As a licensed clinical social worker who specializes in organ transplantation, I help our transplant patients and their families navigate the journey both physically and psychologically. There are so many emotions wrapped up in the organ transplant process, from adding your name to the national waiting list to thinking about what you would say to your organ donor’s family. Below are some of the questions I’m frequently asked, along with suggestions for caregivers and what transplant patients can expect from their care teams.
What are some common emotions associated with a transplant patient’s experience?
Depending on the day, you may feel hopeful and happy, or just the opposite. Emotions can run high and feelings of uncertainty about what each new day can bring may lead to feelings of depression or anxiety. This is especially true if there have been any setbacks during your recovery. Finances may also be a source of stress since necessary medications can be expensive.
Feelings of guilt are not uncommon after receiving such a precious and priceless gift from another person. You may ask yourself: Why did I get to receive this organ instead of someone else? How do I cope with knowing someone passed away to give me this organ? These are all normal responses, and it’s important to remember that transplant organ recipients are not in control of someone’s death. The donor’s family decides if the organs will be donated or not. Taking care of yourself honors the gift you have received.
How can transplant patients best cope with these feelings?
Having a trusted caregiver who can provide support is key, especially since there are different emotions that you may experience before, during and after receiving a transplant. You and your caregiver can work with a master’s level transplant social worker to learn more about how to manage these emotions and stressors. The goal is for you to lead a happy, healthy, and productive life.
What role do caregivers play?
Receiving an organ is a lifetime commitment that involves appointments, daily care, and medications. A strong, stable support system of caregivers – both at home and at the hospital – plays a critical role in the success of the transplant.
Your caregivers and your transplant team create a network that is dedicated to your well-being and to helping your transplanted organ to work well for you. Caregivers will provide you with emotional support, physical support and even transportation to and from all transplant appointments, while also helping you keeping track of new medications and information discussed during visits with the transplant team.
The road ahead
A transplant can be lifesaving. However, it’s a journey and there may be bumps in the road to recovery. Accessing the right resources at the right time enhances your overall quality of life before, during and after a transplant. Your transplant team will be by your side every step of the way to offer additional mental, emotional, physical, medical, nutritional and spiritual support when you need it. You are our priority.

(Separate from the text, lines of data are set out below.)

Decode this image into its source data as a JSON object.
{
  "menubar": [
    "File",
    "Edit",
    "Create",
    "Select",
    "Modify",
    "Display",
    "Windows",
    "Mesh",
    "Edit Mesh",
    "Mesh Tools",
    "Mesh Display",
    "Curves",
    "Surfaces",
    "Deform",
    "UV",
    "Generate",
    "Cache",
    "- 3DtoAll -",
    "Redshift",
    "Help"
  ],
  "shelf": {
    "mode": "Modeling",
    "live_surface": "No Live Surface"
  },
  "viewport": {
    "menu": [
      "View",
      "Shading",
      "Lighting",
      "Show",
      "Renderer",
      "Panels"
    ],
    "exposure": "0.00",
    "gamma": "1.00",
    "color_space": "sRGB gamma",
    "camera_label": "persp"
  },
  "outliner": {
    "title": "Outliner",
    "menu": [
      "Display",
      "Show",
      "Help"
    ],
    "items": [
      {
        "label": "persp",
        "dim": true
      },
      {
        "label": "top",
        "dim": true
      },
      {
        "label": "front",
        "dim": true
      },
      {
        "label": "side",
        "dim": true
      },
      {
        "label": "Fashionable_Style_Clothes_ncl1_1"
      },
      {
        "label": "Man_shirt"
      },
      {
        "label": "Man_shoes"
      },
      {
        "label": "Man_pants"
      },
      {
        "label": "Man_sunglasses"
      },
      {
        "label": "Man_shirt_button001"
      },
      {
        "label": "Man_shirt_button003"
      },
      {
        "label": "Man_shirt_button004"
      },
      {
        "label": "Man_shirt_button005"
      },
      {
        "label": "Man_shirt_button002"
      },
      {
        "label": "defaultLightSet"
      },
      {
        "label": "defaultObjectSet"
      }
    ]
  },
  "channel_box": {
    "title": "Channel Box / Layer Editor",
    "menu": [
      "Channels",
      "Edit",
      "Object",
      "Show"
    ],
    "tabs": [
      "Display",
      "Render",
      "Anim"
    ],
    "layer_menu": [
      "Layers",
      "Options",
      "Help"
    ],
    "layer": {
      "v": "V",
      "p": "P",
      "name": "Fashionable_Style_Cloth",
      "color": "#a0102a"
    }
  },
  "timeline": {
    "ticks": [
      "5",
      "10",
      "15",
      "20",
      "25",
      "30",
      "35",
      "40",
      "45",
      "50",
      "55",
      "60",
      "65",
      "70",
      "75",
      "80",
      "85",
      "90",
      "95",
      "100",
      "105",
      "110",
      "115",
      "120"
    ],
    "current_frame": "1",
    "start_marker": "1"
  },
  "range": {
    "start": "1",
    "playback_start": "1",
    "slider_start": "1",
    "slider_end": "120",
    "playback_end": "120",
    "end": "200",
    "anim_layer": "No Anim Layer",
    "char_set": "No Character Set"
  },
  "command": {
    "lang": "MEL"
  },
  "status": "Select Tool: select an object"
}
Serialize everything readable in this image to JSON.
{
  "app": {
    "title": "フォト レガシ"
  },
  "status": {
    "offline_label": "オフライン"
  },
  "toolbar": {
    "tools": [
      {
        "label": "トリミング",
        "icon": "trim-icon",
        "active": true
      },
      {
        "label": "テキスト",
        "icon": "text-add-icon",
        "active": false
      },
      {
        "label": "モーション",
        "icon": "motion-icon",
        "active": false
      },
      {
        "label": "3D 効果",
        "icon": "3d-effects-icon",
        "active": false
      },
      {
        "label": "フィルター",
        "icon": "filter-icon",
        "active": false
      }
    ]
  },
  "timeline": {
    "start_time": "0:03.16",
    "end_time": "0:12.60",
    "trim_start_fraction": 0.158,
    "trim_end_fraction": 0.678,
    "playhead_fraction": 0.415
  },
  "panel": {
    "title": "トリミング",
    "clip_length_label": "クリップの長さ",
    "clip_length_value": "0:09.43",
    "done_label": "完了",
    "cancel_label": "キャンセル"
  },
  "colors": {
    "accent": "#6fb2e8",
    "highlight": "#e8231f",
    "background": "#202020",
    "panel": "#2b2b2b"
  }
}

Need additional resources? Reach out to your health care team – we are all here to help.
A registered organ donor can save up to 9 lives. Learn more at Ochsner.org/save9